━━━ INPUT MATERIAL

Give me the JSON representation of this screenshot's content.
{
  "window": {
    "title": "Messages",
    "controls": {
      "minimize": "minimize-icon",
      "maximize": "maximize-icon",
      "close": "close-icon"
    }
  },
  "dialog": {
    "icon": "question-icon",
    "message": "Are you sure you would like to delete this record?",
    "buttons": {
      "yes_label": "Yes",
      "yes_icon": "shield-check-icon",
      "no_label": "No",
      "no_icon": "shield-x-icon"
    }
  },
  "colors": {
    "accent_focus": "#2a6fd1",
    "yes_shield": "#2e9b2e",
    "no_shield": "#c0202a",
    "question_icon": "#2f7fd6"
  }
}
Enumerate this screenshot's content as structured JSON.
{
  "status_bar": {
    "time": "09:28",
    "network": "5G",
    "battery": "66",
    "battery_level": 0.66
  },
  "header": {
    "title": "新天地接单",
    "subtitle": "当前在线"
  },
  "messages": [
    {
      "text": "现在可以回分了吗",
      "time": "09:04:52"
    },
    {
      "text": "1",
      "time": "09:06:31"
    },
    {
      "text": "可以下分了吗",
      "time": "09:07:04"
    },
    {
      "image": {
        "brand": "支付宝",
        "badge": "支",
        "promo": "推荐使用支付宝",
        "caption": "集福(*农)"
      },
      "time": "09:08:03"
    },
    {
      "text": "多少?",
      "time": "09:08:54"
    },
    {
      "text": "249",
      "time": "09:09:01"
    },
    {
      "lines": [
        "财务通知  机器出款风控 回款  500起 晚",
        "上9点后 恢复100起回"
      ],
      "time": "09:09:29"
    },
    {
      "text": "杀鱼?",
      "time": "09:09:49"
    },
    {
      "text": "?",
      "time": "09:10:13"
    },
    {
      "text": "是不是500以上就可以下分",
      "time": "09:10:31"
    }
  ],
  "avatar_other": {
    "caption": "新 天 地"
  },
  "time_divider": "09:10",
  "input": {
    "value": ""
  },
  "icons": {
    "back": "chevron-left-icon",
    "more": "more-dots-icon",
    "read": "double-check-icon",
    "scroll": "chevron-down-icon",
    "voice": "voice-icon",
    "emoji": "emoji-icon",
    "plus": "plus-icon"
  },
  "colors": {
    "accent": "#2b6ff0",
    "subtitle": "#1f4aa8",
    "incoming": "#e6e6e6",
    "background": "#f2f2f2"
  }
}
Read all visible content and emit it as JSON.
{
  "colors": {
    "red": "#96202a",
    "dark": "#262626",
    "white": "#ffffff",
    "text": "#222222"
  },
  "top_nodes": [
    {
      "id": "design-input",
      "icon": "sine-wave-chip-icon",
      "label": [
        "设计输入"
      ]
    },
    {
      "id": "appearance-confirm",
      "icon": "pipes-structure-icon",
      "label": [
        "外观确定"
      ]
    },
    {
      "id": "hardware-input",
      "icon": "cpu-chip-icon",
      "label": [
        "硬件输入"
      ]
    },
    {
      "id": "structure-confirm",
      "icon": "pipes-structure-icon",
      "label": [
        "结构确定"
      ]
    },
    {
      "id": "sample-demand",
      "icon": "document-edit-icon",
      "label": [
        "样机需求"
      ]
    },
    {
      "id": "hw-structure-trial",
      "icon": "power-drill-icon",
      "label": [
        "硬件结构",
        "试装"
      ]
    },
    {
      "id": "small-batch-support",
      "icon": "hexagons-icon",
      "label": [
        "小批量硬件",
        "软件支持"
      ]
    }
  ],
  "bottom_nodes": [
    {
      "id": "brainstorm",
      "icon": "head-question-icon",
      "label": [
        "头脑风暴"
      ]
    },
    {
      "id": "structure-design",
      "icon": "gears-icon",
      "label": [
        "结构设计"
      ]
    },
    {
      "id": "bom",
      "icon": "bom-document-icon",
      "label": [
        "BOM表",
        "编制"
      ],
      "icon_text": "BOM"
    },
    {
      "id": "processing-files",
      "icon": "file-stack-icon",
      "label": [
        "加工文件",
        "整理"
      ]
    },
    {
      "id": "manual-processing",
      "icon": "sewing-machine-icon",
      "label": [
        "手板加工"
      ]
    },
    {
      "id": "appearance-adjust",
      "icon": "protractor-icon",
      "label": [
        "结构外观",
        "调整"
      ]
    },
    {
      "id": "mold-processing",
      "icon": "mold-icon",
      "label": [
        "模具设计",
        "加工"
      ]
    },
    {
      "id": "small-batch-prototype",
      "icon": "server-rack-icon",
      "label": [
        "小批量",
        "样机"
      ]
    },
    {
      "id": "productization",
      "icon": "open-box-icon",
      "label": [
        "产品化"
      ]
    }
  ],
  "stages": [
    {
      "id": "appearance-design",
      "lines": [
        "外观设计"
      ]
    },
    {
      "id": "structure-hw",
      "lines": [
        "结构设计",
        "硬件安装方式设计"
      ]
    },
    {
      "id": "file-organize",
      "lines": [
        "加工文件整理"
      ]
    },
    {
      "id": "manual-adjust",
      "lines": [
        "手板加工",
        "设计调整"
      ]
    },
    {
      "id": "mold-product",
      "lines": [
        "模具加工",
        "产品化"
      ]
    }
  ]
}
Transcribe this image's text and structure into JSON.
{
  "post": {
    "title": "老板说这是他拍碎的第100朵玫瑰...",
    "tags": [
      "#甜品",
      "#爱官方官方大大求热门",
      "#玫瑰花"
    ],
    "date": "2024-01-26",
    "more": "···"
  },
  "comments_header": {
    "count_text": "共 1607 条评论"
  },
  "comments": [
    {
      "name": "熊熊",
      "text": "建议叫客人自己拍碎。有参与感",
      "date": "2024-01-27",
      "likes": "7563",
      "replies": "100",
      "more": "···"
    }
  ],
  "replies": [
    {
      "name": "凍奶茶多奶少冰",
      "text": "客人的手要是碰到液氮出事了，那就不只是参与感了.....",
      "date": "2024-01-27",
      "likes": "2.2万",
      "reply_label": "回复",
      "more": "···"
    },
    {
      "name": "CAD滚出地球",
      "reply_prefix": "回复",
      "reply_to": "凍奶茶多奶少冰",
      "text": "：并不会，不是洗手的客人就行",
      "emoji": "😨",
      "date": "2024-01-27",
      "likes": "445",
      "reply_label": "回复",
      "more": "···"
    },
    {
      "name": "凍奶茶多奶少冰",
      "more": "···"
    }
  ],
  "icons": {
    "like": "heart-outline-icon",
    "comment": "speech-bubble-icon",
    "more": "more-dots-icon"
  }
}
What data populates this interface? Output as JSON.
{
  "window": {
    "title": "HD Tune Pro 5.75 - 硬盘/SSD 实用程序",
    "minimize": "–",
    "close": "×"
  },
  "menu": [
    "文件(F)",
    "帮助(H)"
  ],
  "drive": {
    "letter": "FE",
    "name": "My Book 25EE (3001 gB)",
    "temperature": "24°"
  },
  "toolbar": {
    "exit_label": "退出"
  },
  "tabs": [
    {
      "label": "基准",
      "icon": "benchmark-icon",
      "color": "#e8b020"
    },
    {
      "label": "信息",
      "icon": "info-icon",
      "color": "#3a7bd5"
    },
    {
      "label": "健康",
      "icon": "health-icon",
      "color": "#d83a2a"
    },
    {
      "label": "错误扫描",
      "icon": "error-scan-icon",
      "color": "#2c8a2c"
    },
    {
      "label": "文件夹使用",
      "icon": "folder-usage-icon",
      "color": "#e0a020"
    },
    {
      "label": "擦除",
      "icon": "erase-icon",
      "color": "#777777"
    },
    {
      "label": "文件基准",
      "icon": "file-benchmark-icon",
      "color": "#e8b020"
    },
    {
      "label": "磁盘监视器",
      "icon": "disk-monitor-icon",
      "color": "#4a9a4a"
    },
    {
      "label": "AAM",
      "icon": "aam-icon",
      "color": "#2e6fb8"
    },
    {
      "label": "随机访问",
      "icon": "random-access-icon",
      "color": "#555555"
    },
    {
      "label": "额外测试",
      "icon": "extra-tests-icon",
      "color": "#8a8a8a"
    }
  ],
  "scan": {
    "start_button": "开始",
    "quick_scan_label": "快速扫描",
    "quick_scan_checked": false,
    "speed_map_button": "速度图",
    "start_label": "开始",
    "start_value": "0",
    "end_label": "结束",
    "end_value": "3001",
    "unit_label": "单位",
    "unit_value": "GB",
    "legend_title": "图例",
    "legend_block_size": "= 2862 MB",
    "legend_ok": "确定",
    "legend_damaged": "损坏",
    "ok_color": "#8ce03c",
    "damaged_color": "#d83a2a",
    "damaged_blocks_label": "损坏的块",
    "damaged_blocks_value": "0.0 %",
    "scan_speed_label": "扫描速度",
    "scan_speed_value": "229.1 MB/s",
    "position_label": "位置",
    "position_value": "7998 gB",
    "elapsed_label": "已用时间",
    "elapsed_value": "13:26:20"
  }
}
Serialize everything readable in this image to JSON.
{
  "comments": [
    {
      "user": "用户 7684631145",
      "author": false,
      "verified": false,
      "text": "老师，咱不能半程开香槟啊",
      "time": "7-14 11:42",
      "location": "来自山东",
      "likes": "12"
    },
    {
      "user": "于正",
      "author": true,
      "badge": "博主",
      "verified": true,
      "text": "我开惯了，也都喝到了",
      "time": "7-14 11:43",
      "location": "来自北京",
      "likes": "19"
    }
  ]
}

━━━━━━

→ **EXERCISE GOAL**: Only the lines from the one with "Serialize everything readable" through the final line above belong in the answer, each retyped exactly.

→ **EXERCISE RESULT**:
Serialize everything readable in this image to JSON.
{
  "comments": [
    {
      "user": "用户 7684631145",
      "author": false,
      "verified": false,
      "text": "老师，咱不能半程开香槟啊",
      "time": "7-14 11:42",
      "location": "来自山东",
      "likes": "12"
    },
    {
      "user": "于正",
      "author": true,
      "badge": "博主",
      "verified": true,
      "text": "我开惯了，也都喝到了",
      "time": "7-14 11:43",
      "location": "来自北京",
      "likes": "19"
    }
  ]
}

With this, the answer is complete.